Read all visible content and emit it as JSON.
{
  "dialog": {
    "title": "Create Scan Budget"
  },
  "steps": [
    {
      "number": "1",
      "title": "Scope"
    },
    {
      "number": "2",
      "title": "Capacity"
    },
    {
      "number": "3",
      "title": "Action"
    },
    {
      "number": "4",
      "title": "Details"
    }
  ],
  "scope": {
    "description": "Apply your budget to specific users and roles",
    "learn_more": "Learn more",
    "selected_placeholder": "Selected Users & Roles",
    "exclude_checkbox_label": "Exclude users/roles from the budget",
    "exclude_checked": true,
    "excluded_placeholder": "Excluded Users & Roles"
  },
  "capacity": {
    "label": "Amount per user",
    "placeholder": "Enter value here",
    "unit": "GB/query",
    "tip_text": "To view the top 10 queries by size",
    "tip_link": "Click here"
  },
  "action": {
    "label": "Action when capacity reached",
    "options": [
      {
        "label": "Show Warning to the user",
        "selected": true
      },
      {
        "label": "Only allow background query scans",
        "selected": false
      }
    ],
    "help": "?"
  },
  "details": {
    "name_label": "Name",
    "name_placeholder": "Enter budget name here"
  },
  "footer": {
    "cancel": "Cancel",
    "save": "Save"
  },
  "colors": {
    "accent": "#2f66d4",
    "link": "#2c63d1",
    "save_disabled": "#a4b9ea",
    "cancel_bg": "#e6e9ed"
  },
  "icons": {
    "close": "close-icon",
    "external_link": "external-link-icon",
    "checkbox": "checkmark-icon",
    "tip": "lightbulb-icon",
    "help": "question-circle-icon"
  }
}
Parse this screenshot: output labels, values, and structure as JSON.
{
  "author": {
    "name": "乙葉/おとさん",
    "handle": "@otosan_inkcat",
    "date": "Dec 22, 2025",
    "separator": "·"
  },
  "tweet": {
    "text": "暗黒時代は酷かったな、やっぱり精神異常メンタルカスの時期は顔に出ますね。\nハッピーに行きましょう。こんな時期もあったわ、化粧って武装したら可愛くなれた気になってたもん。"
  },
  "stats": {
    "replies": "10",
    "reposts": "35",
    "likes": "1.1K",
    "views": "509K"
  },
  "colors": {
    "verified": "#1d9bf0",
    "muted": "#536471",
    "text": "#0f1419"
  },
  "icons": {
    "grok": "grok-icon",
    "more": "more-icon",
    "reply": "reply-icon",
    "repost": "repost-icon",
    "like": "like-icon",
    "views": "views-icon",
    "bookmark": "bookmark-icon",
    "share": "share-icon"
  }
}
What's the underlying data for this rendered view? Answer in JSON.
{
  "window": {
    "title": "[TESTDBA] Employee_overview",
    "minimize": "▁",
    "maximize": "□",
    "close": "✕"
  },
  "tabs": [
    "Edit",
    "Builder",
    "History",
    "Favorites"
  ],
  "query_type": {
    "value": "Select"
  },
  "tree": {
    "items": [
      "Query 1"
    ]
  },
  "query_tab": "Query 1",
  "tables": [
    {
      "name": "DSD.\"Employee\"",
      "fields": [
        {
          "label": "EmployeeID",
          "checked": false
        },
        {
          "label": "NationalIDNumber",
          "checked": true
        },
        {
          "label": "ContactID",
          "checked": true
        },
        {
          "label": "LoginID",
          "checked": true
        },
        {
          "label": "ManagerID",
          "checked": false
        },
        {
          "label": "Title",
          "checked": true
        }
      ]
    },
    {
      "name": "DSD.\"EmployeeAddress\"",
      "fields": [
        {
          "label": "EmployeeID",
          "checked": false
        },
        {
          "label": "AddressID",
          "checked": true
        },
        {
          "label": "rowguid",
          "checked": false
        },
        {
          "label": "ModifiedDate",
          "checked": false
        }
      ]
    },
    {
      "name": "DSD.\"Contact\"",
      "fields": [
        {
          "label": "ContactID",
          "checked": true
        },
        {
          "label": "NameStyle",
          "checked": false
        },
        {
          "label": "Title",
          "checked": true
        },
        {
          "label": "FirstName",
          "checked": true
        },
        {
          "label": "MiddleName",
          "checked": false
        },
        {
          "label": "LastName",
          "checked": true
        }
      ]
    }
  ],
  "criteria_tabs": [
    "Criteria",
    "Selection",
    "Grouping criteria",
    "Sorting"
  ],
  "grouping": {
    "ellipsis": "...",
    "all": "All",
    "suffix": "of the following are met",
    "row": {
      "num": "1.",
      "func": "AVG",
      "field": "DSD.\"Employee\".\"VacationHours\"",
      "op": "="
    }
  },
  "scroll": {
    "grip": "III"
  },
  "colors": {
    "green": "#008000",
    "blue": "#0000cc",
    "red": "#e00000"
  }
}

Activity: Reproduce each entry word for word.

Exercise solution:
Read all visible content and emit it as JSON.
{
  "dialog": {
    "title": "Create Scan Budget"
  },
  "steps": [
    {
      "number": "1",
      "title": "Scope"
    },
    {
      "number": "2",
      "title": "Capacity"
    },
    {
      "number": "3",
      "title": "Action"
    },
    {
      "number": "4",
      "title": "Details"
    }
  ],
  "scope": {
    "description": "Apply your budget to specific users and roles",
    "learn_more": "Learn more",
    "selected_placeholder": "Selected Users & Roles",
    "exclude_checkbox_label": "Exclude users/roles from the budget",
    "exclude_checked": true,
    "excluded_placeholder": "Excluded Users & Roles"
  },
  "capacity": {
    "label": "Amount per user",
    "placeholder": "Enter value here",
    "unit": "GB/query",
    "tip_text": "To view the top 10 queries by size",
    "tip_link": "Click here"
  },
  "action": {
    "label": "Action when capacity reached",
    "options": [
      {
        "label": "Show Warning to the user",
        "selected": true
      },
      {
        "label": "Only allow background query scans",
        "selected": false
      }
    ],
    "help": "?"
  },
  "details": {
    "name_label": "Name",
    "name_placeholder": "Enter budget name here"
  },
  "footer": {
    "cancel": "Cancel",
    "save": "Save"
  },
  "colors": {
    "accent": "#2f66d4",
    "link": "#2c63d1",
    "save_disabled": "#a4b9ea",
    "cancel_bg": "#e6e9ed"
  },
  "icons": {
    "close": "close-icon",
    "external_link": "external-link-icon",
    "checkbox": "checkmark-icon",
    "tip": "lightbulb-icon",
    "help": "question-circle-icon"
  }
}
Parse this screenshot: output labels, values, and structure as JSON.
{
  "author": {
    "name": "乙葉/おとさん",
    "handle": "@otosan_inkcat",
    "date": "Dec 22, 2025",
    "separator": "·"
  },
  "tweet": {
    "text": "暗黒時代は酷かったな、やっぱり精神異常メンタルカスの時期は顔に出ますね。\nハッピーに行きましょう。こんな時期もあったわ、化粧って武装したら可愛くなれた気になってたもん。"
  },
  "stats": {
    "replies": "10",
    "reposts": "35",
    "likes": "1.1K",
    "views": "509K"
  },
  "colors": {
    "verified": "#1d9bf0",
    "muted": "#536471",
    "text": "#0f1419"
  },
  "icons": {
    "grok": "grok-icon",
    "more": "more-icon",
    "reply": "reply-icon",
    "repost": "repost-icon",
    "like": "like-icon",
    "views": "views-icon",
    "bookmark": "bookmark-icon",
    "share": "share-icon"
  }
}
What's the underlying data for this rendered view? Answer in JSON.
{
  "window": {
    "title": "[TESTDBA] Employee_overview",
    "minimize": "▁",
    "maximize": "□",
    "close": "✕"
  },
  "tabs": [
    "Edit",
    "Builder",
    "History",
    "Favorites"
  ],
  "query_type": {
    "value": "Select"
  },
  "tree": {
    "items": [
      "Query 1"
    ]
  },
  "query_tab": "Query 1",
  "tables": [
    {
      "name": "DSD.\"Employee\"",
      "fields": [
        {
          "label": "EmployeeID",
          "checked": false
        },
        {
          "label": "NationalIDNumber",
          "checked": true
        },
        {
          "label": "ContactID",
          "checked": true
        },
        {
          "label": "LoginID",
          "checked": true
        },
        {
          "label": "ManagerID",
          "checked": false
        },
        {
          "label": "Title",
          "checked": true
        }
      ]
    },
    {
      "name": "DSD.\"EmployeeAddress\"",
      "fields": [
        {
          "label": "EmployeeID",
          "checked": false
        },
        {
          "label": "AddressID",
          "checked": true
        },
        {
          "label": "rowguid",
          "checked": false
        },
        {
          "label": "ModifiedDate",
          "checked": false
        }
      ]
    },
    {
      "name": "DSD.\"Contact\"",
      "fields": [
        {
          "label": "ContactID",
          "checked": true
        },
        {
          "label": "NameStyle",
          "checked": false
        },
        {
          "label": "Title",
          "checked": true
        },
        {
          "label": "FirstName",
          "checked": true
        },
        {
          "label": "MiddleName",
          "checked": false
        },
        {
          "label": "LastName",
          "checked": true
        }
      ]
    }
  ],
  "criteria_tabs": [
    "Criteria",
    "Selection",
    "Grouping criteria",
    "Sorting"
  ],
  "grouping": {
    "ellipsis": "...",
    "all": "All",
    "suffix": "of the following are met",
    "row": {
      "num": "1.",
      "func": "AVG",
      "field": "DSD.\"Employee\".\"VacationHours\"",
      "op": "="
    }
  },
  "scroll": {
    "grip": "III"
  },
  "colors": {
    "green": "#008000",
    "blue": "#0000cc",
    "red": "#e00000"
  }
}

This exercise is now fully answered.